### WHAT YOU WILL DO
The answer must consist of the entries, copied exactly and in full.
Top of RECORDS FOR THE EXERCISE
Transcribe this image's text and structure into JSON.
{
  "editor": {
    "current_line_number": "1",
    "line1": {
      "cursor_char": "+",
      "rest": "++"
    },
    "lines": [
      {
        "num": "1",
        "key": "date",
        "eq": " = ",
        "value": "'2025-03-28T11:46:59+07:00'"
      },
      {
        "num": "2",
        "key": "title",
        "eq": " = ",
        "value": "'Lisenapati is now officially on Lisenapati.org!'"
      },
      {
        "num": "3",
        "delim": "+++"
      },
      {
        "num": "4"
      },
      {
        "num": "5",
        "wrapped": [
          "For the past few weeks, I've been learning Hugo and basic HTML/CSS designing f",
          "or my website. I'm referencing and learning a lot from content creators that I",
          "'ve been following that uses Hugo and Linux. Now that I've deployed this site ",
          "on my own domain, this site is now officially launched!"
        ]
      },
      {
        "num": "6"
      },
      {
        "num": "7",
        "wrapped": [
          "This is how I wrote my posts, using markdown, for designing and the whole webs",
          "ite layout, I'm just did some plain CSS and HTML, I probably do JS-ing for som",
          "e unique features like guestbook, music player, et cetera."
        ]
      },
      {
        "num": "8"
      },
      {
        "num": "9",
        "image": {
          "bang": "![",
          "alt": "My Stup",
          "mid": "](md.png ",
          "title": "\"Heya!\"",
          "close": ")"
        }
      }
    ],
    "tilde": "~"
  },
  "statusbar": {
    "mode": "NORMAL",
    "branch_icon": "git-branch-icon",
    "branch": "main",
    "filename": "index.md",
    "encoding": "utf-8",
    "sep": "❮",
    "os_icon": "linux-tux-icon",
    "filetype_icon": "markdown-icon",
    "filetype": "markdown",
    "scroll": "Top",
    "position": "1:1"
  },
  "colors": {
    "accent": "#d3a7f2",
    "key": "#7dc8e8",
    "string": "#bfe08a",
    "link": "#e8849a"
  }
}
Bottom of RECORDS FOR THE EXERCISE
### ANSWER TO THE EXERCISE
Transcribe this image's text and structure into JSON.
{
  "editor": {
    "current_line_number": "1",
    "line1": {
      "cursor_char": "+",
      "rest": "++"
    },
    "lines": [
      {
        "num": "1",
        "key": "date",
        "eq": " = ",
        "value": "'2025-03-28T11:46:59+07:00'"
      },
      {
        "num": "2",
        "key": "title",
        "eq": " = ",
        "value": "'Lisenapati is now officially on Lisenapati.org!'"
      },
      {
        "num": "3",
        "delim": "+++"
      },
      {
        "num": "4"
      },
      {
        "num": "5",
        "wrapped": [
          "For the past few weeks, I've been learning Hugo and basic HTML/CSS designing f",
          "or my website. I'm referencing and learning a lot from content creators that I",
          "'ve been following that uses Hugo and Linux. Now that I've deployed this site ",
          "on my own domain, this site is now officially launched!"
        ]
      },
      {
        "num": "6"
      },
      {
        "num": "7",
        "wrapped": [
          "This is how I wrote my posts, using markdown, for designing and the whole webs",
          "ite layout, I'm just did some plain CSS and HTML, I probably do JS-ing for som",
          "e unique features like guestbook, music player, et cetera."
        ]
      },
      {
        "num": "8"
      },
      {
        "num": "9",
        "image": {
          "bang": "![",
          "alt": "My Stup",
          "mid": "](md.png ",
          "title": "\"Heya!\"",
          "close": ")"
        }
      }
    ],
    "tilde": "~"
  },
  "statusbar": {
    "mode": "NORMAL",
    "branch_icon": "git-branch-icon",
    "branch": "main",
    "filename": "index.md",
    "encoding": "utf-8",
    "sep": "❮",
    "os_icon": "linux-tux-icon",
    "filetype_icon": "markdown-icon",
    "filetype": "markdown",
    "scroll": "Top",
    "position": "1:1"
  },
  "colors": {
    "accent": "#d3a7f2",
    "key": "#7dc8e8",
    "string": "#bfe08a",
    "link": "#e8849a"
  }
}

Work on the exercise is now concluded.